But this is just the beginning. Today at our “Google for India” press event, we announced that we plan to ramp up our engineering presence in India, including a major expansion to our Hyderabad campus. Our goal is to bring all Indians online — regardless of income, region, age, gender, or language — and as they come online, we want to make the Internet more relevant and useful for their needs. There are three areas we’re focusing on to help do that.

First, we are working to improve Indians’ access to the Internet. Today we announced that Mumbai Central will be the first station to come online in our program with Indian Railways and Railtel to offer free RailWire Wifi inside railway stations. By the end of 2016, 100 more stations will be operational, connecting more than 10 million people who pass through every day. We are also expanding our program with Tata Trusts to connect women in rural India through a fleet of Internet bikes. We’ve hit 1,000 villages so far, and now we are adding resources with the hope of reaching 3,00,000 villages nationwide within three years.

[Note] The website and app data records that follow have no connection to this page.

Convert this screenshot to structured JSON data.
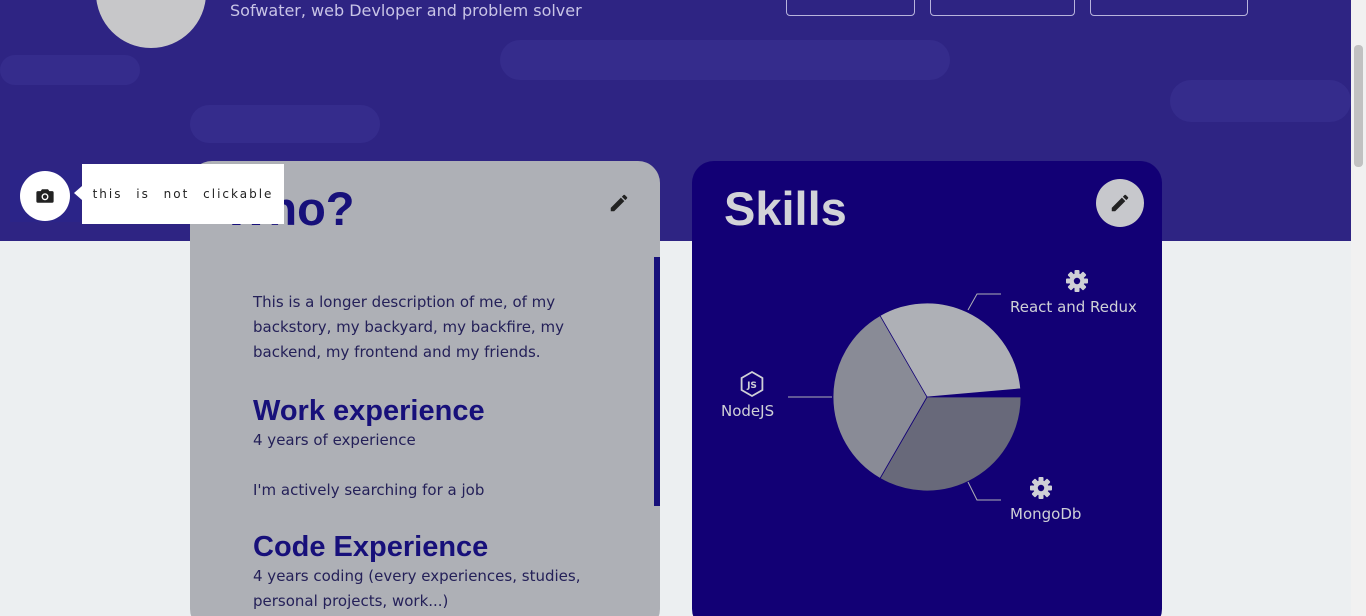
{
  "header": {
    "subtitle": "Sofwater, web Devloper and problem solver"
  },
  "profile_photo": {
    "icon": "camera-icon",
    "tooltip": "this is not clickable"
  },
  "who_card": {
    "title": "Who?",
    "title_visible": "ho?",
    "description": "This is a longer description of me, of my backstory, my backyard, my backfire, my backend, my frontend and my friends.",
    "work_title": "Work experience",
    "work_years": "4 years of experience",
    "work_status": "I'm actively searching for a job",
    "code_title": "Code Experience",
    "code_years": "4 years coding (every experiences, studies, personal projects, work...)"
  },
  "skills_card": {
    "title": "Skills"
  },
  "chart_data": {
    "type": "pie",
    "slices": [
      {
        "label": "React and Redux",
        "value": 1,
        "icon": "gear-icon",
        "color": "#aeb0b6"
      },
      {
        "label": "MongoDb",
        "value": 1,
        "icon": "gear-icon",
        "color": "#68697a"
      },
      {
        "label": "NodeJS",
        "value": 1,
        "icon": "nodejs-icon",
        "color": "#898b96"
      }
    ]
  },
  "colors": {
    "hero": "#2e2483",
    "accent": "#17107a",
    "skills_bg": "#120075"
  }
}
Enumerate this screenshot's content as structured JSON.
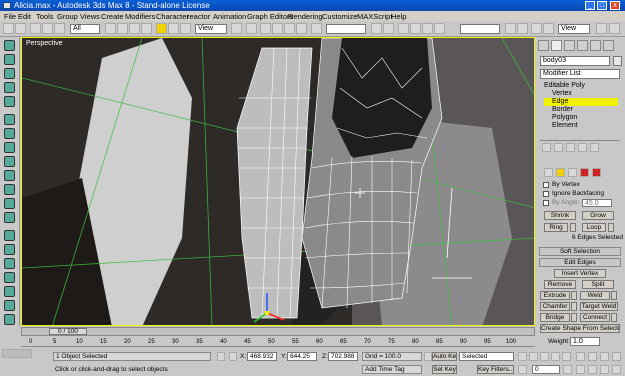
{
  "window": {
    "title": "Alicia.max - Autodesk 3ds Max 8 - Stand-alone License",
    "min": "_",
    "max": "□",
    "close": "x"
  },
  "menu": [
    "File",
    "Edit",
    "Tools",
    "Group",
    "Views",
    "Create",
    "Modifiers",
    "Character",
    "reactor",
    "Animation",
    "Graph Editors",
    "Rendering",
    "Customize",
    "MAXScript",
    "Help"
  ],
  "toolbar": {
    "selection_filter": "All",
    "ref_coord": "View",
    "named_sel": "",
    "view_dropdown": "View"
  },
  "viewport": {
    "label": "Perspective"
  },
  "command_panel": {
    "object_name": "body03",
    "modifier_list": "Modifier List",
    "stack": [
      "Editable Poly",
      "Vertex",
      "Edge",
      "Border",
      "Polygon",
      "Element"
    ],
    "selection": {
      "by_vertex": "By Vertex",
      "ignore_backfacing": "Ignore Backfacing",
      "by_angle": "By Angle:",
      "angle_value": "45.0",
      "shrink": "Shrink",
      "grow": "Grow",
      "ring": "Ring",
      "loop": "Loop",
      "status": "6 Edges Selected"
    },
    "soft_selection": "Soft Selection",
    "edit_edges": "Edit Edges",
    "insert_vertex": "Insert Vertex",
    "remove": "Remove",
    "split": "Split",
    "extrude": "Extrude",
    "weld": "Weld",
    "chamfer": "Chamfer",
    "target_weld": "Target Weld",
    "bridge": "Bridge",
    "connect": "Connect",
    "create_shape": "Create Shape From Selection",
    "weight_label": "Weight:",
    "weight_value": "1.0"
  },
  "timeline": {
    "slider": "0 / 100",
    "ticks": [
      "0",
      "5",
      "10",
      "15",
      "20",
      "25",
      "30",
      "35",
      "40",
      "45",
      "50",
      "55",
      "60",
      "65",
      "70",
      "75",
      "80",
      "85",
      "90",
      "95",
      "100"
    ]
  },
  "status": {
    "objects": "1 Object Selected",
    "prompt": "Click or click-and-drag to select objects",
    "x_label": "X:",
    "x": "468.932",
    "y_label": "Y:",
    "y": "844.25",
    "z_label": "Z:",
    "z": "702.988",
    "grid": "Grid = 100.0",
    "add_time_tag": "Add Time Tag",
    "auto_key": "Auto Key",
    "set_key": "Set Key",
    "selected": "Selected",
    "key_filters": "Key Filters...",
    "frame": "0"
  }
}
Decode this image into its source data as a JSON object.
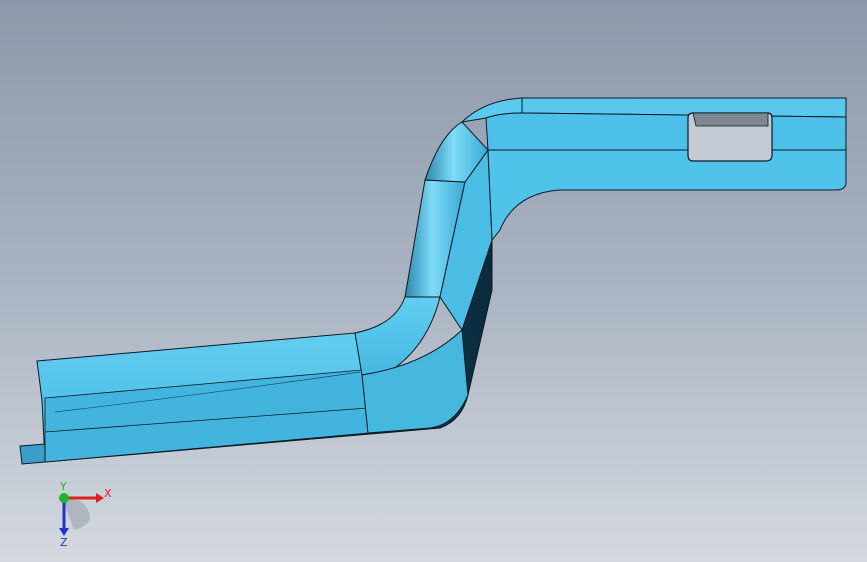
{
  "viewport": {
    "background_top": "#8d99aa",
    "background_bottom": "#d4d9e0"
  },
  "part": {
    "face_color": "#4fc3e8",
    "face_light": "#6fd5f5",
    "face_dark": "#2e8eb4",
    "edge_color": "#0a1a24"
  },
  "triad": {
    "x_label": "X",
    "y_label": "Y",
    "z_label": "Z",
    "x_color": "#e0201c",
    "y_color": "#1fb52a",
    "z_color": "#2233cc"
  }
}
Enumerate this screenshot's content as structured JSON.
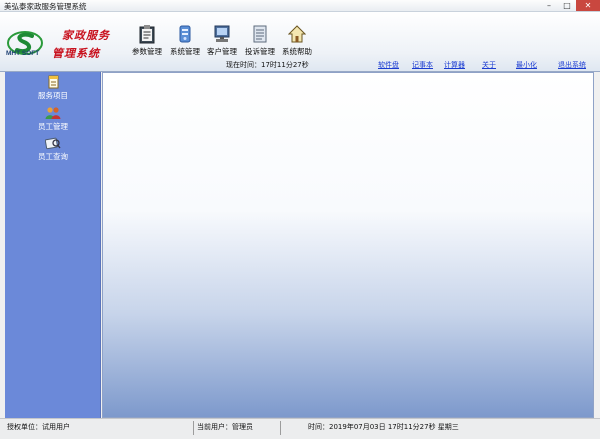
{
  "window": {
    "title": "美弘泰家政服务管理系统"
  },
  "brand": {
    "logo_text": "MHT SOFT",
    "line1": "家政服务",
    "line2": "管理系统"
  },
  "toolbar": [
    {
      "label": "参数管理",
      "icon": "clipboard-icon"
    },
    {
      "label": "系统管理",
      "icon": "settings-icon"
    },
    {
      "label": "客户管理",
      "icon": "computer-icon"
    },
    {
      "label": "投诉管理",
      "icon": "document-icon"
    },
    {
      "label": "系统帮助",
      "icon": "home-icon"
    }
  ],
  "clock": {
    "text": "现在时间：17时11分27秒"
  },
  "links": [
    {
      "label": "软件盘"
    },
    {
      "label": "记事本"
    },
    {
      "label": "计算器"
    },
    {
      "label": "关于"
    },
    {
      "label": "最小化"
    },
    {
      "label": "退出系统"
    }
  ],
  "sidebar": [
    {
      "label": "服务项目",
      "icon": "document-icon"
    },
    {
      "label": "员工管理",
      "icon": "people-icon"
    },
    {
      "label": "员工查询",
      "icon": "search-people-icon"
    }
  ],
  "status": {
    "org": "授权单位：试用用户",
    "user": "当前用户：管理员",
    "time": "时间：2019年07月03日  17时11分27秒  星期三"
  }
}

Second, we are adapting our products to work better for Indians on 2G connections. “Lighter” Search results and web pages automatically load faster when you’re on limited bandwidth—helping not just users on slow connections but publishers who see a 50% increase in traffic. Our Data Saver mode on the Chrome mobile browser removes images when we detect you’re using a slow connection. We’re also making our products work when there’s no connection at all. Google Maps now allows real-time navigation and searches without a data connection. YouTube’s offline mode—launched first in India—helps people watch videos without Internet access, and a new feature rolling out next year that will improve buffering when videos are paused.

Third, we want to empower Indians to build great things for India, whether it’s an app, service, business or even a video. We’re launching a program to train two million new Android developers over the next three years by working closely with more than 30 universities across the country in partnership with the National Skill Development Corporation. This comes on top of a recent promise to give 1,000 of today’s best and brightest Indian startups $20,000 in credits to run their business on Google Cloud Platform. And the Chromebit, a small device that turns a monitor into a computer, will be available in India starting in January — a tool to boost computing in the education sector. We’re also teaching Indian content creators how to make even better videos at the YouTube Space Mumbai, which opened earlier this month.

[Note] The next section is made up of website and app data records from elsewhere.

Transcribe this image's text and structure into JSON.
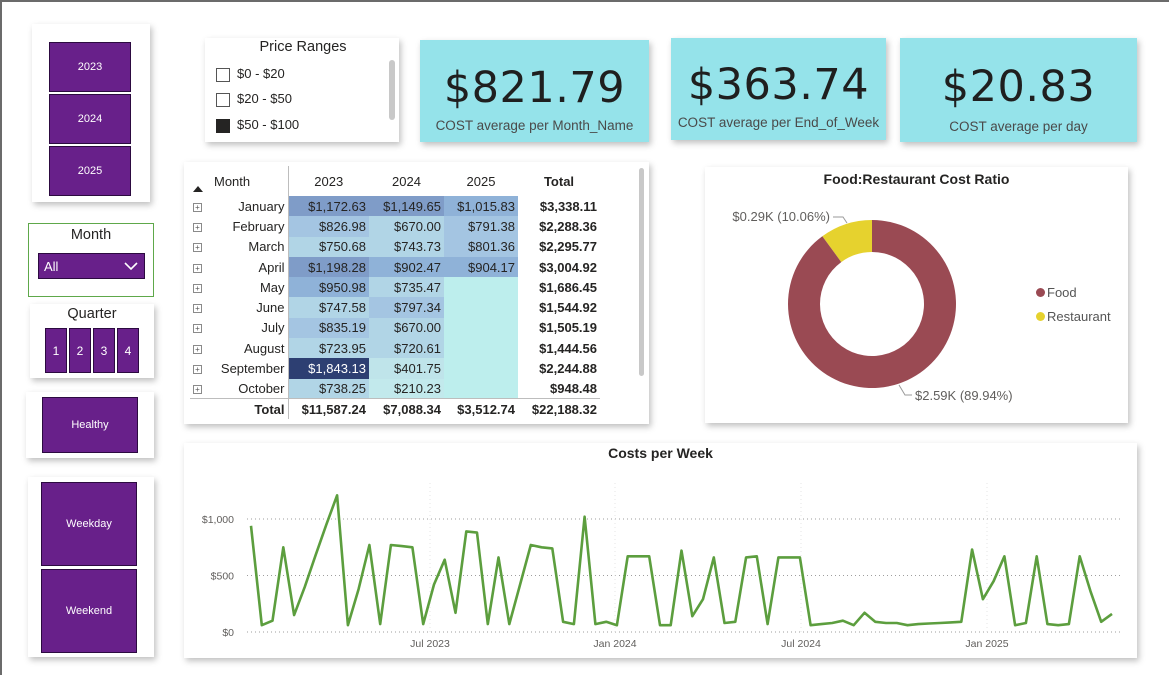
{
  "year_slicer": {
    "items": [
      "2023",
      "2024",
      "2025"
    ]
  },
  "month_slicer": {
    "title": "Month",
    "selected": "All"
  },
  "quarter_slicer": {
    "title": "Quarter",
    "items": [
      "1",
      "2",
      "3",
      "4"
    ]
  },
  "healthy_button": {
    "label": "Healthy"
  },
  "day_type_slicer": {
    "items": [
      "Weekday",
      "Weekend"
    ]
  },
  "price_ranges": {
    "title": "Price Ranges",
    "items": [
      {
        "label": "$0 - $20",
        "checked": false
      },
      {
        "label": "$20 - $50",
        "checked": false
      },
      {
        "label": "$50 - $100",
        "checked": true
      }
    ]
  },
  "kpis": [
    {
      "value": "$821.79",
      "label": "COST average per Month_Name"
    },
    {
      "value": "$363.74",
      "label": "COST average per End_of_Week"
    },
    {
      "value": "$20.83",
      "label": "COST average per day"
    }
  ],
  "matrix": {
    "headers": [
      "Month",
      "2023",
      "2024",
      "2025",
      "Total"
    ],
    "rows": [
      {
        "month": "January",
        "values": [
          "$1,172.63",
          "$1,149.65",
          "$1,015.83"
        ],
        "total": "$3,338.11",
        "raw": [
          1172.63,
          1149.65,
          1015.83
        ]
      },
      {
        "month": "February",
        "values": [
          "$826.98",
          "$670.00",
          "$791.38"
        ],
        "total": "$2,288.36",
        "raw": [
          826.98,
          670.0,
          791.38
        ]
      },
      {
        "month": "March",
        "values": [
          "$750.68",
          "$743.73",
          "$801.36"
        ],
        "total": "$2,295.77",
        "raw": [
          750.68,
          743.73,
          801.36
        ]
      },
      {
        "month": "April",
        "values": [
          "$1,198.28",
          "$902.47",
          "$904.17"
        ],
        "total": "$3,004.92",
        "raw": [
          1198.28,
          902.47,
          904.17
        ]
      },
      {
        "month": "May",
        "values": [
          "$950.98",
          "$735.47",
          ""
        ],
        "total": "$1,686.45",
        "raw": [
          950.98,
          735.47,
          null
        ]
      },
      {
        "month": "June",
        "values": [
          "$747.58",
          "$797.34",
          ""
        ],
        "total": "$1,544.92",
        "raw": [
          747.58,
          797.34,
          null
        ]
      },
      {
        "month": "July",
        "values": [
          "$835.19",
          "$670.00",
          ""
        ],
        "total": "$1,505.19",
        "raw": [
          835.19,
          670.0,
          null
        ]
      },
      {
        "month": "August",
        "values": [
          "$723.95",
          "$720.61",
          ""
        ],
        "total": "$1,444.56",
        "raw": [
          723.95,
          720.61,
          null
        ]
      },
      {
        "month": "September",
        "values": [
          "$1,843.13",
          "$401.75",
          ""
        ],
        "total": "$2,244.88",
        "raw": [
          1843.13,
          401.75,
          null
        ]
      },
      {
        "month": "October",
        "values": [
          "$738.25",
          "$210.23",
          ""
        ],
        "total": "$948.48",
        "raw": [
          738.25,
          210.23,
          null
        ]
      }
    ],
    "total_row": {
      "label": "Total",
      "values": [
        "$11,587.24",
        "$7,088.34",
        "$3,512.74"
      ],
      "total": "$22,188.32"
    }
  },
  "chart_data": [
    {
      "type": "pie",
      "title": "Food:Restaurant Cost Ratio",
      "slices": [
        {
          "name": "Food",
          "value": 2.59,
          "label": "$2.59K (89.94%)",
          "color": "#9a4a53"
        },
        {
          "name": "Restaurant",
          "value": 0.29,
          "label": "$0.29K (10.06%)",
          "color": "#e6d22e"
        }
      ],
      "legend_position": "right"
    },
    {
      "type": "line",
      "title": "Costs per Week",
      "xlabel": "",
      "ylabel": "",
      "x_tick_labels": [
        "Jul 2023",
        "Jan 2024",
        "Jul 2024",
        "Jan 2025"
      ],
      "y_tick_labels": [
        "$0",
        "$500",
        "$1,000"
      ],
      "ylim": [
        0,
        1100
      ],
      "grid": true,
      "series": [
        {
          "color": "#5c9e3e",
          "values": [
            940,
            60,
            100,
            750,
            150,
            400,
            680,
            950,
            1210,
            60,
            380,
            770,
            70,
            770,
            760,
            750,
            70,
            420,
            640,
            170,
            890,
            880,
            70,
            660,
            70,
            420,
            770,
            750,
            740,
            90,
            70,
            1020,
            70,
            90,
            60,
            670,
            670,
            670,
            60,
            60,
            720,
            140,
            290,
            660,
            80,
            90,
            660,
            670,
            70,
            660,
            660,
            660,
            60,
            70,
            80,
            100,
            60,
            170,
            90,
            80,
            80,
            60,
            70,
            75,
            80,
            85,
            90,
            730,
            290,
            450,
            670,
            60,
            80,
            670,
            70,
            60,
            70,
            670,
            360,
            90,
            160
          ]
        }
      ]
    }
  ]
}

Today’s announcements are just the latest steps in our journey to bring all Indians online and make the Internet more relevant and useful for their needs. There are still nearly a billion people in India who don’t have access to the Internet. So like we have from the first day we started providing Search in India, we will keep innovating and working hard to help people improve their lives through technology.

Posted by Caesar Sengupta, Vice President, Chrome and Android